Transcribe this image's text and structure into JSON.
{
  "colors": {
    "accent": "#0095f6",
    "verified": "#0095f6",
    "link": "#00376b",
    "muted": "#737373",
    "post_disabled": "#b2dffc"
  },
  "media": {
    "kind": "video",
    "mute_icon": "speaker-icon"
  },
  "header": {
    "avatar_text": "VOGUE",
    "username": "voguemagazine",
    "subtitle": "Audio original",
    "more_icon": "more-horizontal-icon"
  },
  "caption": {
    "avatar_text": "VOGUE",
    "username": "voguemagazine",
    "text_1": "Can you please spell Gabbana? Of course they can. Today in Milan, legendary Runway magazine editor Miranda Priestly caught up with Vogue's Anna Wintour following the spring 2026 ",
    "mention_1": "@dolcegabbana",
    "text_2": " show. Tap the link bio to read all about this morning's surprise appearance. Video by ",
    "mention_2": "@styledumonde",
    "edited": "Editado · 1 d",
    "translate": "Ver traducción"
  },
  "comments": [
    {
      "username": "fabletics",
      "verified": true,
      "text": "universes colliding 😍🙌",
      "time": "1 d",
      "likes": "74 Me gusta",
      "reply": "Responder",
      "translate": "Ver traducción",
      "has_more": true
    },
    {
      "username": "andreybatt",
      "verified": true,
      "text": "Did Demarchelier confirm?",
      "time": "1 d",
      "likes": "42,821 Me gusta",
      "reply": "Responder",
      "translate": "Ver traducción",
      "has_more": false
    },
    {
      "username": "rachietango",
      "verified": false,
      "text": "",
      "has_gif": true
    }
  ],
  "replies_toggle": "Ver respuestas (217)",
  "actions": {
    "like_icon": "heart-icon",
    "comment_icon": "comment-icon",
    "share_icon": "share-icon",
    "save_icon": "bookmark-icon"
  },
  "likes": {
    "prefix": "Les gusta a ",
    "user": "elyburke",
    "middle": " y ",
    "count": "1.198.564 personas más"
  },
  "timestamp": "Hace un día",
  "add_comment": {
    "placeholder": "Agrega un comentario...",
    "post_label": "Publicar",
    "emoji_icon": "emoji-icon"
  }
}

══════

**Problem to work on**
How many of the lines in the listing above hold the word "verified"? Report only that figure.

**Final answer**
4